Dataset content:
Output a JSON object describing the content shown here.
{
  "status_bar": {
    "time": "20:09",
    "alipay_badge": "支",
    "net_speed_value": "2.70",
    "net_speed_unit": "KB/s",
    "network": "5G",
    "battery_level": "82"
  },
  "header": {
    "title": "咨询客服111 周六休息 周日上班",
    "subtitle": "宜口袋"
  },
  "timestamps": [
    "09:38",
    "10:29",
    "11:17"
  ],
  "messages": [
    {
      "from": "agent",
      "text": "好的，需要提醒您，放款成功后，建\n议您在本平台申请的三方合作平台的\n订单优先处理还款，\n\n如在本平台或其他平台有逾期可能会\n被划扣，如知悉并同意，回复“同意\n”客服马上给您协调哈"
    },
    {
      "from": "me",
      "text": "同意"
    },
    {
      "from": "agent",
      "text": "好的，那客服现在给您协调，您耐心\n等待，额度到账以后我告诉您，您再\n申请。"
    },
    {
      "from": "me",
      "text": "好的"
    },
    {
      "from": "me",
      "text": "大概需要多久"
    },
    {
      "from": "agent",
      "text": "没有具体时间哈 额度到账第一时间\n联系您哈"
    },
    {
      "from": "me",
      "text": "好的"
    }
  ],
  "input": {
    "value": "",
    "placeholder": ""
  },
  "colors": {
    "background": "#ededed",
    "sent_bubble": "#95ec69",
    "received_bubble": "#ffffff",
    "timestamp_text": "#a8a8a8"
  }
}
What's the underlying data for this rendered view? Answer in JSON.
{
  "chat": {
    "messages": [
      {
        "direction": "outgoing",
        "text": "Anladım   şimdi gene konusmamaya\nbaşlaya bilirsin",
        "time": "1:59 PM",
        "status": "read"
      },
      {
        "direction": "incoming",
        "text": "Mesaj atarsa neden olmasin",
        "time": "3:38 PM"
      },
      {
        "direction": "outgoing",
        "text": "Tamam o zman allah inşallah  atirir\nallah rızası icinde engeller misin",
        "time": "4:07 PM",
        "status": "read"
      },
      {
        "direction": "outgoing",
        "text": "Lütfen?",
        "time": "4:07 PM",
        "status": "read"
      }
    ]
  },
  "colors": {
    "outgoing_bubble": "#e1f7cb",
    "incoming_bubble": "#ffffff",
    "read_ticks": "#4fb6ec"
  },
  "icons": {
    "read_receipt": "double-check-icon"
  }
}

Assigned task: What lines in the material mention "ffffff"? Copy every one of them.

Response for this exercise:
    "received_bubble": "#ffffff",
    "incoming_bubble": "#ffffff",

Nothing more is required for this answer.